Prior to tonight’s game, the entire White Sox traveling party visited the Negro Leagues Baseball Museum in Kansas City. Bob Kendrick, director of marketing for the museum, led the tour with historical perspective provided by the legendary John "Buck" O’Neill. Ozzie Guillen was presented with the C.I. Taylor Manager of the Year Award, while Ken Williams was honored with the Andrew "Rube" Foster Baseball Executive of the Year Award.
Kenny said during spring training that he wanted all of our players to experience the Museum and they were able to stop by and visit the site today.
Time Poorly Spent
It seems that on the way out of the clubhouse on Wednesday, rookie Boone Logan asked someone what time the plane left on Thursday. The answer: "Eight o’clock."
So Boone showed up at Midway airport at 8 a.m. yesterday. Trouble was, the flight left at night.
Ozuna, LF; Iguchi, 2B; Thome, DH; PK, 1B; Crede, 3B; Uribe, SS; Widger, C; Mackowiak, RF; Anderson, CF. Garland takes the mound.
Friday, April 7, 2006, 9:45 am
The dust has settled and everyone seemed to survive the Opening series and all the pomp and circumstance. Now, on to baseball …
Our extra-inning loss on Wednesday was frustrating, but twice PK was at the plate with the potential winning run in scoring position. I will take our chances with that situation all summer.
Jon Garland pitches tonight in Kansas City against the Royals. It is the lone night game of this road trip.
Someone asked about our plans with the old pennants that flew above the ballpark. In the past, we have usually sold these off to benefit Chicago White Sox Charities, generally at our SoxFest garage sale. I assume the same will happen. If you remember, once the Fundamentals Deck was built in 2005, we did not have enough flag poles to feature all our pennants. Now, at least, they all are up on the light towers.
Observant fans noticed that the ballpark was missing speed of pitches for the first two games. The cause? Several boxes and crates were misplaced in transport from Tucson to Chicago to start the season and our lone radar gun was in one of the containers. Not sure why we only have one, but now it is up and running.
It’s Got to be a Joke
Moose Skowron was incensed on Opening Day. It seems Moose received a letter from the Baseball Hall of Fame this offseason that said, roughly, the following:
We read that you have a pacemaker. We would like to request from you (or a family member) that you donate your pacemaker to the Hall of Fame when you no longer are using it …
The letter came in a HOF envelope but the letterhead appeared to be fake.

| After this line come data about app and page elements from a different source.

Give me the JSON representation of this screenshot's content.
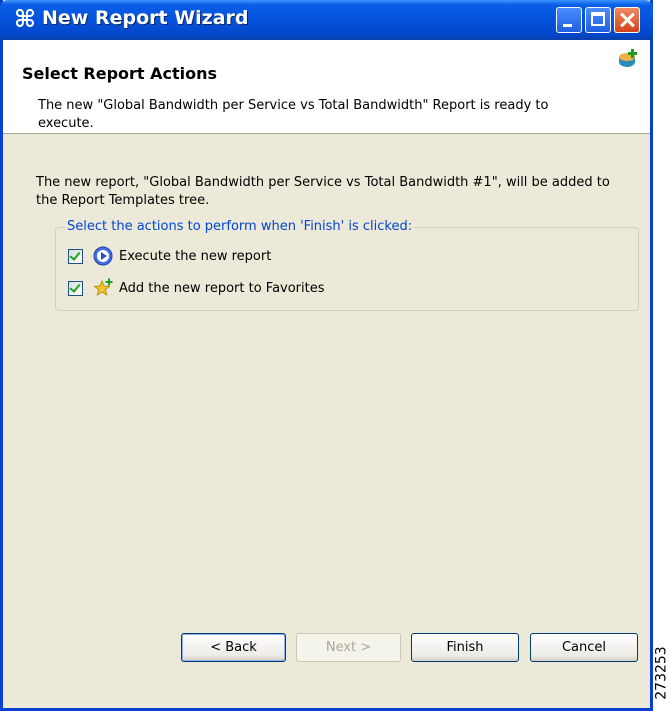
{
  "window": {
    "title": "New Report Wizard",
    "app_icon": "cisco-app-icon"
  },
  "header": {
    "title": "Select Report Actions",
    "description": "The new \"Global Bandwidth per Service vs Total Bandwidth\" Report is ready to execute."
  },
  "body": {
    "intro": "The new report, \"Global Bandwidth per Service vs Total Bandwidth #1\", will be added to the Report Templates tree.",
    "group_label": "Select the actions to perform when 'Finish' is clicked:",
    "options": [
      {
        "label": "Execute the new report",
        "checked": true,
        "icon": "execute-icon"
      },
      {
        "label": "Add the new report to Favorites",
        "checked": true,
        "icon": "favorites-star-icon"
      }
    ]
  },
  "buttons": {
    "back": "< Back",
    "next": "Next >",
    "finish": "Finish",
    "cancel": "Cancel"
  },
  "figure_id": "273253",
  "colors": {
    "titlebar": "#0553dc",
    "dialog_bg": "#ece9d8",
    "group_label": "#0046d5"
  }
}
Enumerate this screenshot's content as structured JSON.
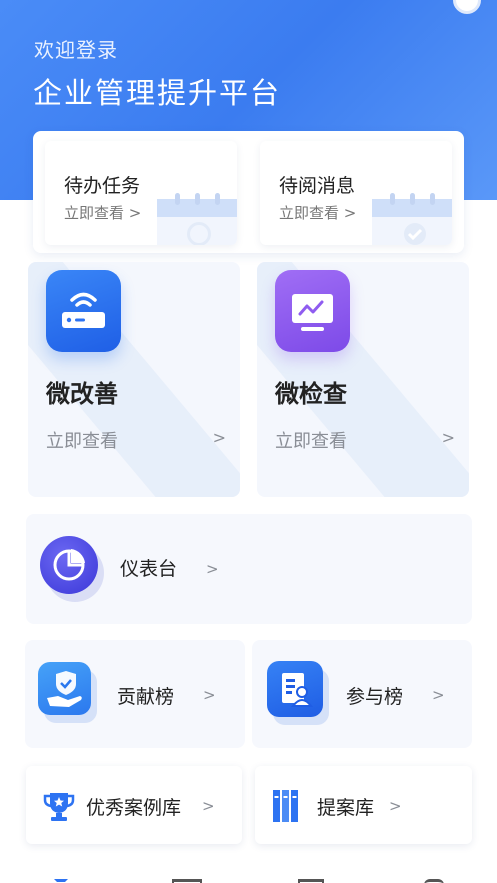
{
  "header": {
    "welcome": "欢迎登录",
    "platform_title": "企业管理提升平台"
  },
  "quick_cards": [
    {
      "title": "待办任务",
      "subtitle": "立即查看 >",
      "icon": "calendar-clock-icon"
    },
    {
      "title": "待阅消息",
      "subtitle": "立即查看 >",
      "icon": "calendar-check-icon"
    }
  ],
  "feature_cards": [
    {
      "title": "微改善",
      "subtitle": "立即查看",
      "arrow": ">",
      "icon": "router-icon"
    },
    {
      "title": "微检查",
      "subtitle": "立即查看",
      "arrow": ">",
      "icon": "monitor-chart-icon"
    }
  ],
  "dashboard": {
    "title": "仪表台",
    "arrow": ">",
    "icon": "pie-chart-icon"
  },
  "rank_cards": [
    {
      "title": "贡献榜",
      "arrow": ">",
      "icon": "hand-shield-icon"
    },
    {
      "title": "参与榜",
      "arrow": ">",
      "icon": "user-document-icon"
    }
  ],
  "library_cards": [
    {
      "title": "优秀案例库",
      "arrow": ">",
      "icon": "trophy-icon"
    },
    {
      "title": "提案库",
      "arrow": ">",
      "icon": "binders-icon"
    }
  ],
  "colors": {
    "header_blue": "#3f82f4",
    "blue_icon": "#2d73f2",
    "purple_icon": "#8f5cf0",
    "indigo_icon": "#4d4ae6",
    "card_bg": "#f6f8fd"
  }
}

We all tried to get Moose to calm down (amid our laughter) and explain to him that this had to be a joke.
Then we decided we should get an old pacemaker from somewhere (not sure when you come up with that) and send it to the HOF with a note from Moose.
He was still angry about it when he left the ballpark on Wednesday.
Someone has a great sense of humor.
As most of you know, our groundskeeper, Roger Bossard, is acknowledged as being the very best at what he does. He has installed new fields at basically every new ballpark built recently. This offseason was no exception as Roger put in a new playing surface in St. Louis. He zipped down yesterday to check it out.
"The ballpark is gorgeous," he said. "Ballparks are like new cars. Each year’s model gets just a little bit nicer. People are going to love this ballpark."
I spent part of yesterday with Ed Farmer at Cog Hill and a couple of other south side haunts.
Ed carried his ring around with him, showing it to people who were interested and random Sox fans we encountered at places like Mindy’s in Orland Park.
It was great fun seeing the reaction on the faces of Sox fans.
A few people asked about purchasing ring raffle tickets on-line and why this was limited to Illinois residents. Obviously, our choice would have been to open it up to everyone (literally around the world), but of course legal concerns limit the on-line element of this to Illinois only. Your address will be verified on-line by your credit card.
Safe bet that manager Ozzie Guillen is going to be sitting in a movie theatre on Saturday night watching Benchwarmers. Guillen, who is a huge fan of Napoleon Dynamite, has figurines of the movie’s star in his office. When you hit the button, the figurines spout lines from the move like, "Gosh." or "Vote for Pedro."
I will try to post today’s lineup at some point this afternoon.